For anyone who still thinks of Morocco as a desert land, it must be said that the spring wildflowers just keep coming here.
The colors are astounding at times. And while some of these flowers are vaguely familiar, there are others that startle with unexpected forms or heights.
This little beauty pops up in parking lots and on the edges of paths. I keep thinking that someone has scattered petals on the ground when I suddenly realize that the splash of color is a living, low-lying plant.
Last weekend, our friends the Dyes led a group of us on a walk into a volcanic crater; this weekend, we missed them so much we had to do the trip over again ourselves.
Jeremy and I tried to claim the landscape, but then Zoë had to show us how it’s really done.
We stopped by the bouncing fallen tree,
whereupon James experimented with his camera until Zoë grew two heads.
Can you believe that’s clover?
I promise I’ll stop with the wildflowers soon.
Then James insisted on climbing up to the lip of the crater to look over the desolate plain to another crater, one that another friend later informed us was actually a sinkhole in this karst geology.
The cliff behind Zoë’s head and the rockslide below her right (stage left) shoulder are both more impressive in real life than in photos.
Part of what was so oddly evocative about the sinkhole was the way trees (even this lightning-struck wreck) seemed to rise out of nowhere.
Climbing back across the floor of the larger crater (sinkhole?), we met our Amazigh friends, once again digging up more bags of dandelion root (or dandelion related root). The filled burlap bags are loaded on donkeys and sold abroad, perhaps for homeopathic preparations? Perhaps for drinks? My poor Darija boggled at trying to understand what drinks would come out of the squeezing of juice from these roots.
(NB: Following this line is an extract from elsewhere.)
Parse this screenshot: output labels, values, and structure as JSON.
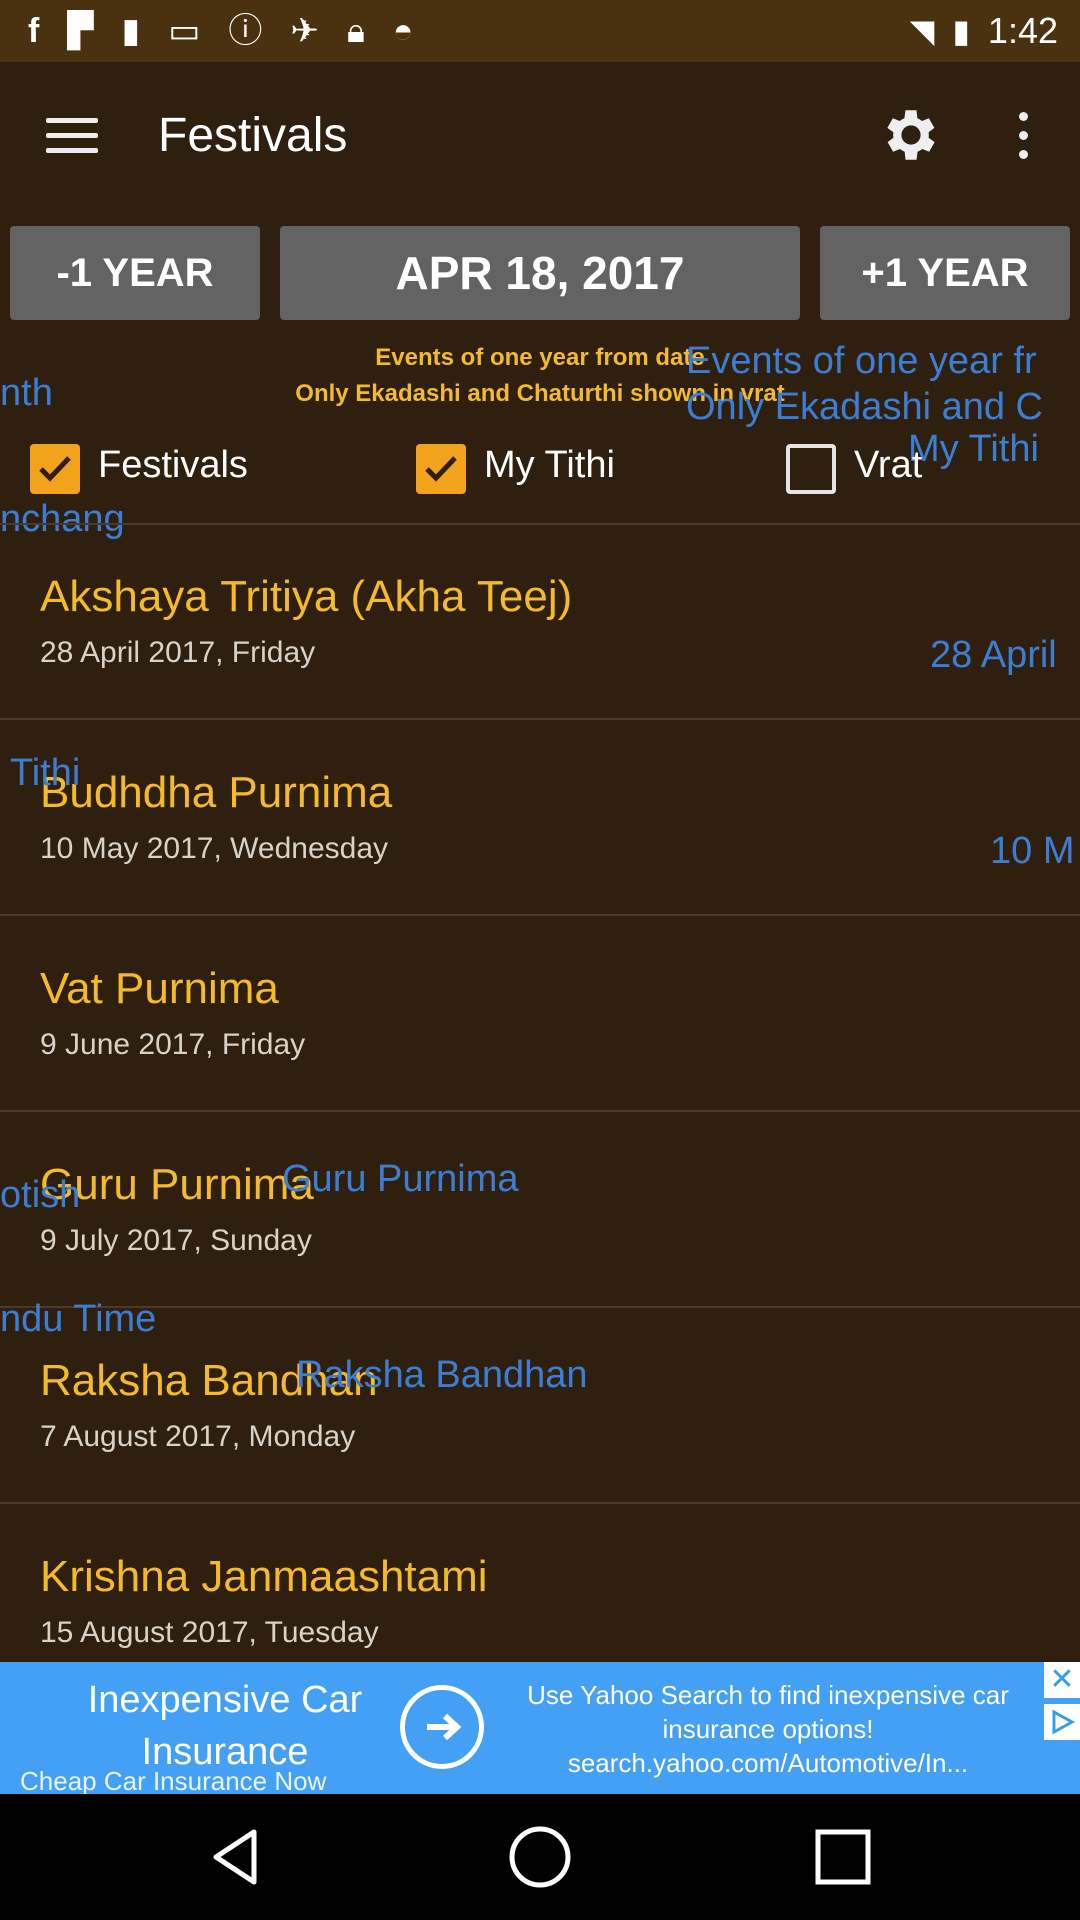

I didn’t have the nerve to ask to take another photo, so I’ll have to beg the one from our friend’s camera at some later date.